Resilient organisations are agile and capable of responding quickly to change, resilient employees are engaged, motivated and open to ideas, while process resilience is founded on HR systems that are intuitive, automated and accessible.

The report suggests that companies in the top-ranking quartile for workforce resilience are performing far better than other organisations in almost every respect – from customer satisfaction to productivity, profitability, agility and brand reputation. This includes:

• 82 percent of the most resilient companies in the research say they are much better than their competition for delivering customer satisfaction. Just 10 percent of companies in the least resilient category claim they perform better than competitors in this area.
• 80 percent of companies with high resilience ratings say their employees are more productive and produce better quality work than competitors, compared with 16 percent of companies giving themselves the lowest ratings for resilience.
• 76 percent of the most resilient companies rate themselves much better than their competition on brand reputation, compared with 14 percent in the bottom category for resilience.
• 69 percent of the most resilient rate themselves better for their new business win-rate than their competitors, compared with just 4 percent of the least resilient companies in the research.

[perfectpullquote align=”right” bordertop=”false” cite=”” link=”” color=”” class=”” size=””]”Strong leadership and a nurturing culture are essential”[/perfectpullquote]

“These findings show the importance of workforce resilience to competitiveness and outstanding business performance,” said Anton Roe, CEO, MHR. “Resilience is not a short-term change because of the pandemic. There’s now a necessity for businesses to be able to evolve, sometimes at pace, and keep up with changing demands and environments. By equipping themselves with the tools to plan ahead, businesses can put plans in place to use a flexible mix of permanent and contingent resources to provide agility to adapt to any shifts in their business model.

“However, it is important to retain internal cohesion to offer a sense of common purpose and focus through periods of change.
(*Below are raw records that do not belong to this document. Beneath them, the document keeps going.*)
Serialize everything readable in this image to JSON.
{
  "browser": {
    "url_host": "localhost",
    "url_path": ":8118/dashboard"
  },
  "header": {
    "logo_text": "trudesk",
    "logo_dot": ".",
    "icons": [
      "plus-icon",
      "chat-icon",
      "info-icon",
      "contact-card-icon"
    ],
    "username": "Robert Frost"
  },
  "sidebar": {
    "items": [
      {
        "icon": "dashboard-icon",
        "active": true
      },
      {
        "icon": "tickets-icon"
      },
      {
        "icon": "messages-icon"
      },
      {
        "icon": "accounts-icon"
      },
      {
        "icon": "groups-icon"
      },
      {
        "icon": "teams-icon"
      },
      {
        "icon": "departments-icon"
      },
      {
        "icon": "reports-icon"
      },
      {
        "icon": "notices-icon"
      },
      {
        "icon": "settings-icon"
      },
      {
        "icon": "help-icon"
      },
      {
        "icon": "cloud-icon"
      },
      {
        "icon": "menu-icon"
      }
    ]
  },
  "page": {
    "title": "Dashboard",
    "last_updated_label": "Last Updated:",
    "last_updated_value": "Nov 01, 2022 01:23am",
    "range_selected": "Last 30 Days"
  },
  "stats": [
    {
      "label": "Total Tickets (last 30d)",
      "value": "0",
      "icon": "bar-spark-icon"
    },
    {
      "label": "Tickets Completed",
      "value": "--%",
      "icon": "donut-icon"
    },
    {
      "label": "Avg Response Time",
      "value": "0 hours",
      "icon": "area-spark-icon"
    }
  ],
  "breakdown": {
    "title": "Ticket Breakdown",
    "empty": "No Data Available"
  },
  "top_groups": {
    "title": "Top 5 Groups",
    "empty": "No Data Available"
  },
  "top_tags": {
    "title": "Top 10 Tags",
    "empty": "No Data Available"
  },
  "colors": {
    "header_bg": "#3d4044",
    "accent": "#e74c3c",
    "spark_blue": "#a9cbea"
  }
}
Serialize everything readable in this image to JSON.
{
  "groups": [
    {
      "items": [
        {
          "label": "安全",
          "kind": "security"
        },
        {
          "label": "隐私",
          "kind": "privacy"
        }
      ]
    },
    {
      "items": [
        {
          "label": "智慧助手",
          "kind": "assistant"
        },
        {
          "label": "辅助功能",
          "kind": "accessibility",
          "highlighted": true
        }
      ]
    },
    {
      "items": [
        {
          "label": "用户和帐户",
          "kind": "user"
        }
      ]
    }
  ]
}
Ultimately, having a workforce with strong employee resilience is the catalyst for organisations to be able to adapt to today’s ever-changing world and meet demands in the future.

“Strong leadership and a nurturing culture are essential but so are good communication, an extensive skills base and the right technology for effective implementation of policies, processes and programmes.”

Read the full report here.

Image by Sasin Tipchai